# Element data from apps and pages:
*-*-*
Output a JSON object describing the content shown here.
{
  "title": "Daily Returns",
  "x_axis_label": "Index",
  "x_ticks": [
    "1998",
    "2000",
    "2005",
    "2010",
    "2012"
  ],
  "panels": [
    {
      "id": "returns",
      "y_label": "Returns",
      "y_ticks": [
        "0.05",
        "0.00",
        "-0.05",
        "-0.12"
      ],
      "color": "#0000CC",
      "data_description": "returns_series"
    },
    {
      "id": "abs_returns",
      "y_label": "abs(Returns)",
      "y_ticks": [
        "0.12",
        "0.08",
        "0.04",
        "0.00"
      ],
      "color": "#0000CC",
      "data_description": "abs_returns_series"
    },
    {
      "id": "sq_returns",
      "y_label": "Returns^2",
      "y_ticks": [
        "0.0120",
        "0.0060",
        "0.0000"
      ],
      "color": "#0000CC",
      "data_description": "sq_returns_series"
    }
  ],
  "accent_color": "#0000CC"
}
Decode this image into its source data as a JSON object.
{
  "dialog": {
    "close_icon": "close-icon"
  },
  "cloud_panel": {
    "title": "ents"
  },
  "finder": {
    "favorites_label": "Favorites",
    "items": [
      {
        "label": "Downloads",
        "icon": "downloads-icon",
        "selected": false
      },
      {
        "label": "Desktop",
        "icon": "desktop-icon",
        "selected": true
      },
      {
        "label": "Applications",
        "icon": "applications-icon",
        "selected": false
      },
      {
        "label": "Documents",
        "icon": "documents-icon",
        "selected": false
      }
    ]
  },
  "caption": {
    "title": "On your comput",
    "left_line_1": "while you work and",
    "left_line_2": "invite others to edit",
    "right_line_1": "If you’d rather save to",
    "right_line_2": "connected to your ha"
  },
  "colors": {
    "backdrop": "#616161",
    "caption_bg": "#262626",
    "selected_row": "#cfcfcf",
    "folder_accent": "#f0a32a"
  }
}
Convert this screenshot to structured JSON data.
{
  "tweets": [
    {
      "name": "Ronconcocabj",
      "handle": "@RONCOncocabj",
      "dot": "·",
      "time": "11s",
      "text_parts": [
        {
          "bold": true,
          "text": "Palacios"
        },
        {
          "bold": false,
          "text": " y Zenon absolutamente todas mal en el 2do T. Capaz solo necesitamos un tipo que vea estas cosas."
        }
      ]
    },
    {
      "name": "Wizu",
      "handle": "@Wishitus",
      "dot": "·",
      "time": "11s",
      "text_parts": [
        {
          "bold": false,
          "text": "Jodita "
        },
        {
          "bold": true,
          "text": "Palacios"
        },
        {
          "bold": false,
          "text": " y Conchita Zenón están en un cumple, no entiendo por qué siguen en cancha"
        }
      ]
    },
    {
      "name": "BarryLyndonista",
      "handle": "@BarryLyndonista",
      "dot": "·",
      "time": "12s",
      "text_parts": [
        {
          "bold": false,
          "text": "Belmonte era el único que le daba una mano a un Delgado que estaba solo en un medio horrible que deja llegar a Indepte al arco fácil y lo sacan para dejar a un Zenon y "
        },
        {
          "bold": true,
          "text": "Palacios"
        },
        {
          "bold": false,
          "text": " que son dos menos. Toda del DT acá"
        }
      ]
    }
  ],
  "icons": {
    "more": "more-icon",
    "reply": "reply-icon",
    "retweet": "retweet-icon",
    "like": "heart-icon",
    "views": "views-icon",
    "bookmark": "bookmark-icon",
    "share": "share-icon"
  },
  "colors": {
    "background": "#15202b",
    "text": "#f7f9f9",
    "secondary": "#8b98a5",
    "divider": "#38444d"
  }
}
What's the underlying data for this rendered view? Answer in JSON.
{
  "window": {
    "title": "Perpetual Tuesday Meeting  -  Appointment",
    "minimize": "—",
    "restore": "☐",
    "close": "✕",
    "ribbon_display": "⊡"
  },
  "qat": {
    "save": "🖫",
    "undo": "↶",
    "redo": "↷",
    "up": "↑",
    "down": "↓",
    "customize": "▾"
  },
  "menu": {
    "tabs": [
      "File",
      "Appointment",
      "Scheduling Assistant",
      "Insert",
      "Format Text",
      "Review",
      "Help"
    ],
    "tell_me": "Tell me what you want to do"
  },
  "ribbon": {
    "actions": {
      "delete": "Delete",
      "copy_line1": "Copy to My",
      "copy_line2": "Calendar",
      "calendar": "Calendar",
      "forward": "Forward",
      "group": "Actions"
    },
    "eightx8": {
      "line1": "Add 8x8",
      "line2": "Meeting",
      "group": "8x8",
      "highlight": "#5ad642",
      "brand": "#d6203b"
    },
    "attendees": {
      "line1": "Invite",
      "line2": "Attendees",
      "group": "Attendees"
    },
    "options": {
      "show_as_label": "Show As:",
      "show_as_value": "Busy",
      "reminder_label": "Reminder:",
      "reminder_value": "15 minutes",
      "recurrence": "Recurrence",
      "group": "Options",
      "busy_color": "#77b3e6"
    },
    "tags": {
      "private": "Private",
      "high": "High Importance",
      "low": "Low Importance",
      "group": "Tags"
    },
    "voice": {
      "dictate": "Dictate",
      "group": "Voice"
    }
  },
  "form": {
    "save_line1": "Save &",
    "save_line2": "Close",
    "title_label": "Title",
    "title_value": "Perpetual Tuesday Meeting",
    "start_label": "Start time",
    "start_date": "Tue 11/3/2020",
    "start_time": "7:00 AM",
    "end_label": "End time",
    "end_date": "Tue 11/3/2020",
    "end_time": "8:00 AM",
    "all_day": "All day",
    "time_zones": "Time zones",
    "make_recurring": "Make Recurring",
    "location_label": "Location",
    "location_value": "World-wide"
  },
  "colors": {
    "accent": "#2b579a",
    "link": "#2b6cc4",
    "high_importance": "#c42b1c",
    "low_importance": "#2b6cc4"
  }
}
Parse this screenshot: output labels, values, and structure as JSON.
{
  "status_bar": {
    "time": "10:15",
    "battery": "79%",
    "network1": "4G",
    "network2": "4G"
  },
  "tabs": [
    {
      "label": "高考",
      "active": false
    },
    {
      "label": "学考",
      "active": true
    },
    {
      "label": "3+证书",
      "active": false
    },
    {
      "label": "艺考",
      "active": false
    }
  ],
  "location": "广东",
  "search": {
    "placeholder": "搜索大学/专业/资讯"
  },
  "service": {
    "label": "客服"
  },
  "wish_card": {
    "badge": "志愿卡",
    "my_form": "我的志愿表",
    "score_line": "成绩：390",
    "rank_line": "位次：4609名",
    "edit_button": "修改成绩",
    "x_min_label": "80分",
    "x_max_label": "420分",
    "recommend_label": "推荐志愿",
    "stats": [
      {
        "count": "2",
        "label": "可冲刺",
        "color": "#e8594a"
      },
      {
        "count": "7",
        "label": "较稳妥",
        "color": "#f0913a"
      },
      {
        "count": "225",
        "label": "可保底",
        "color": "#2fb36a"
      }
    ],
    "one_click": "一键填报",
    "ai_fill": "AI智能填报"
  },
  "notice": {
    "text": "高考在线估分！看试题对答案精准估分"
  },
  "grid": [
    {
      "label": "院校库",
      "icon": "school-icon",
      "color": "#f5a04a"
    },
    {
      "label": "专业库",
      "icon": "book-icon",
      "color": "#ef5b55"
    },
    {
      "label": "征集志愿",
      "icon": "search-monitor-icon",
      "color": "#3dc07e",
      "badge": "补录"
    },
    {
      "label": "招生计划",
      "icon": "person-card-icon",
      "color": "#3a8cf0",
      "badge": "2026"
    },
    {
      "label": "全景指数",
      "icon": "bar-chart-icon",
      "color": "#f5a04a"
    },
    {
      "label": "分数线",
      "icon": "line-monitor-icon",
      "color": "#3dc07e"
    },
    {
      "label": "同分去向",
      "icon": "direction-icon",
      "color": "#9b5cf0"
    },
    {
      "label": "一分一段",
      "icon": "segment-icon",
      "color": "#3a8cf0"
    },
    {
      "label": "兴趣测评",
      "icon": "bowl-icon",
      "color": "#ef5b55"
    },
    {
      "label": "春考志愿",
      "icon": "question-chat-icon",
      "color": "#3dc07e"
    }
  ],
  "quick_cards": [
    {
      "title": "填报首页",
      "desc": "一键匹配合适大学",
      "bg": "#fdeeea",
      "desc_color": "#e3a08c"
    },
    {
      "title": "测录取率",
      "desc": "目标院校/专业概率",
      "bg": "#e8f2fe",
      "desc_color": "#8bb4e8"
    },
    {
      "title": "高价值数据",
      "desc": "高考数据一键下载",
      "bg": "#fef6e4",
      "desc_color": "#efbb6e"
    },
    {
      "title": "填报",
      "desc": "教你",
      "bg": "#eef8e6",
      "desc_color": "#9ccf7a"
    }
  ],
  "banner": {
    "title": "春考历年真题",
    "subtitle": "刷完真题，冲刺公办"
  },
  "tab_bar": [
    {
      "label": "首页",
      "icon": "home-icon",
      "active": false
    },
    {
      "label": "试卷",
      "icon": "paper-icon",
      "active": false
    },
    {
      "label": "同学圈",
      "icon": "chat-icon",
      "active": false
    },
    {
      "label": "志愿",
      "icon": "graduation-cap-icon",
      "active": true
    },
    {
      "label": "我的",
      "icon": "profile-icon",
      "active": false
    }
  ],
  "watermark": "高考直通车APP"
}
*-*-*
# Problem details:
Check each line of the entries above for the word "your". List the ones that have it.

# Answer below:
    "title": "On your comput",
    "right_line_2": "connected to your ha"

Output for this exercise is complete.